Q: What is your hope for students at ACU that are LGBT or have same-sex attractions and the broader student body/administration?

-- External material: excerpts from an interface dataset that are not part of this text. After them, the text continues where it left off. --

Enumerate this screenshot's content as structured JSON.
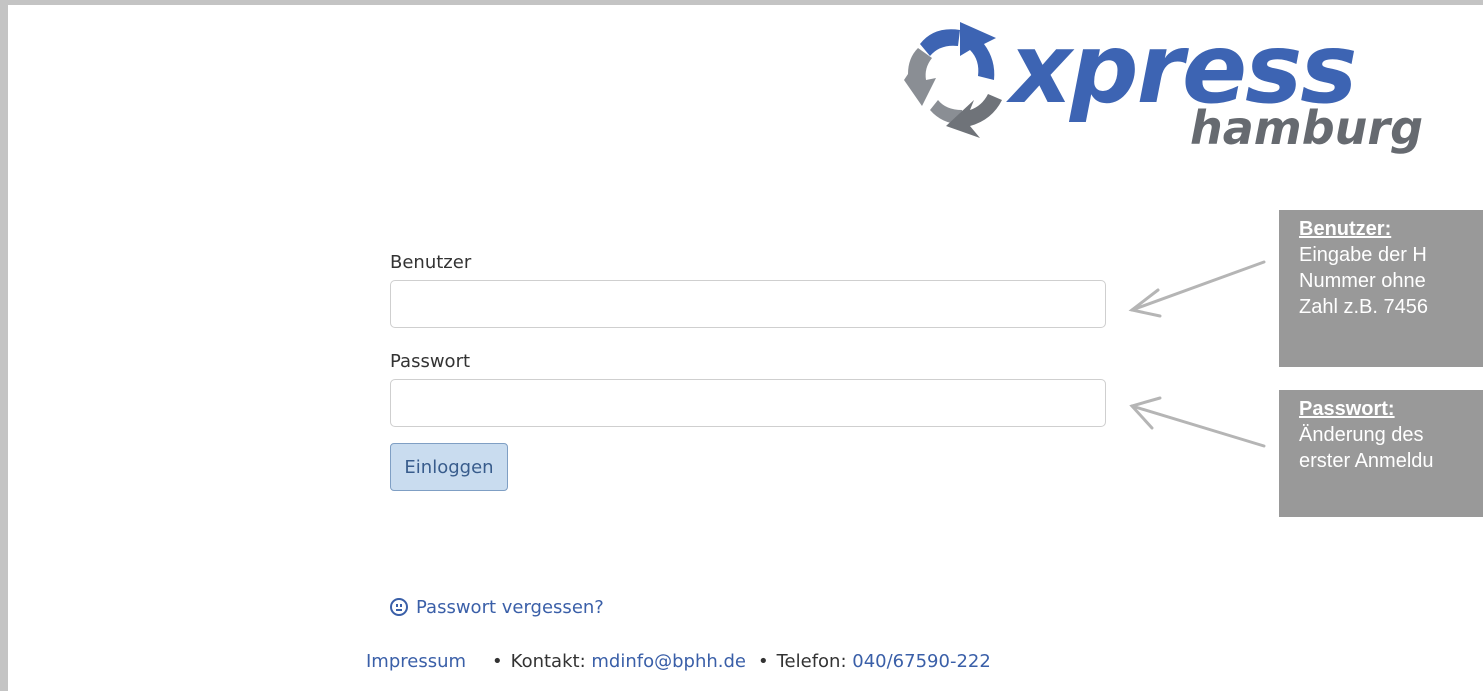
{
  "logo": {
    "brand": "xpress",
    "sub": "hamburg",
    "icon": "recycle-arrows-icon",
    "colors": {
      "blue": "#3d64b3",
      "gray": "#666a70"
    }
  },
  "form": {
    "username_label": "Benutzer",
    "username_value": "",
    "password_label": "Passwort",
    "password_value": "",
    "login_button": "Einloggen"
  },
  "forgot": {
    "icon": "confused-face-icon",
    "label": "Passwort vergessen?"
  },
  "footer": {
    "impressum": "Impressum",
    "contact_label": "Kontakt:",
    "contact_email": "mdinfo@bphh.de",
    "phone_label": "Telefon:",
    "phone_number": "040/67590-222"
  },
  "notes": {
    "user": {
      "title": "Benutzer:",
      "lines": [
        "Eingabe der H",
        "Nummer ohne",
        "Zahl z.B. 7456"
      ]
    },
    "password": {
      "title": "Passwort:",
      "lines": [
        "Änderung des",
        "erster Anmeldu"
      ]
    }
  },
  "colors": {
    "link": "#3a5fa8",
    "note_bg": "#999999",
    "button_bg": "#c9dcef"
  }
}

A: For the near future, I hope that nothing will happen that causes Voiceless or Voice to become enemies with administration. For the time being administration is able to take a neutral stance toward us, neither affirming nor condemning what we do. If that relationship changes for the worse, it won’t be because administration is evil or because we are radical revolutionaries; it will be because some outside force such as the media, some outspoken ACU alumni, or a well-intentioned third-party gay rights group that doesn’t understand our unique situation forces ACU administration to make a political move. That is an unfortunate reality. In the slightly more distant future, it would be amazing if ACU could endorse a group like Voice as an official student group while still maintaining the university’s position that sexual immorality includes all sexual behavior outside the context of marriage. This is essentially what happened at Seattle Pacific University, which recognizes the LGBTQA group SPU Haven as an official group, saying, “Student leaders do not need to personally agree to the Human Sexuality Statement, but must agree to respect the statement as the University’s position.” Looking further down the road, I hope that LGBTQ and SSA students can be out at ACU without fearing that they might lose a scholarship or that they will be barred from certain leadership positions such as student government and residence life. I know many individuals who have been out on campus without getting expelled, but I’ve also heard many stories and rumors about more subtle forms of discrimination. Some day, I hope that it becomes socially unacceptable in the classroom, in the dorm room, and in the locker room to say “That’s so gay,” and mean “That sucks,” or to make jokes about a person’s gender or sexuality. Some day, I hope that LGBTQ and SSA individuals can come to ACU and expect to experience more love and respect at a Christian university than they would at a state university.